At that January meeting, Hana O’Looney, college student member of the board of training, told her colleagues that “paying taxes is not an optional point in lifestyle” and that finding out how to navigate finances should not be optional possibly.
Seven Maryland school districts already involve learners to acquire a training course in economic literacy.
Prince George’s County will be added to that group in the school 12 months that starts off in 2023, and Montgomery County’s college board will talk about the difficulty in its assembly on Tuesday.
In January, the board members read from college officials on what would be needed in purchase to increase the training course to the credits previously essential for college students to graduate.
At that time, Maria Tarasuk, who will work in the Department of Curriculum and Instructional Applications for Montgomery County Community Colleges, advised board users “This final decision is not just a simple yes or a no.”
Tarasuk stated that 22 credits are at present required to graduate, leaving two options.

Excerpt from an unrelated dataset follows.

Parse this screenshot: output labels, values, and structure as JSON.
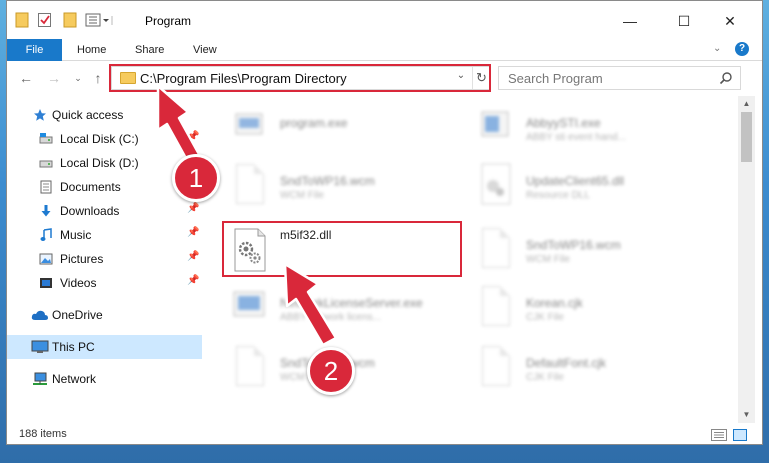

“One would be to just incorporate the graduation credit history requirement and boost the full range of credits necessary to 22.5” or, she claimed, the existing variety of credits could be maintained by reducing a credit rating in another research spot.
At that January meeting, Hana O’Looney, student member of the board of instruction, instructed her colleagues that “paying taxes is not an optional detail in life” and that mastering how to navigate finances need to not be optional possibly.
She also said faculty officials should really survey current graduates on what they wish they had been taught in college.
“This is going to be at the prime of that record,” she claimed, centered on her discussions with recent graduates.
Board member Scott Joftus questioned if administration officers could speak to some of the other school districts that require the training course to see how it’s been doing work.
“If they are declaring ‘yes, this is the most effective point we’ve ever completed,’ that would surely go me,” he claimed.
And if other school units experienced damaging ordeals, he’d want to know that far too, he spelled out.
In accordance to figures supplied by Tarasuk at the January conference, much more than 1,000 MCPS learners have been currently falling quick of the credits required to graduate.
Board member Lynne Harris prompt that some of those college students may have been having programs that did not seem beneficial to them. Economic literacy, she proposed, “is just the form of discovering that I imagine a college student who has been probably a tiny bit disengaged, would locate value in,” she said.
The topic is up for dialogue in Tuesday’s conference. It is not on the agenda as an motion merchandise for a vote.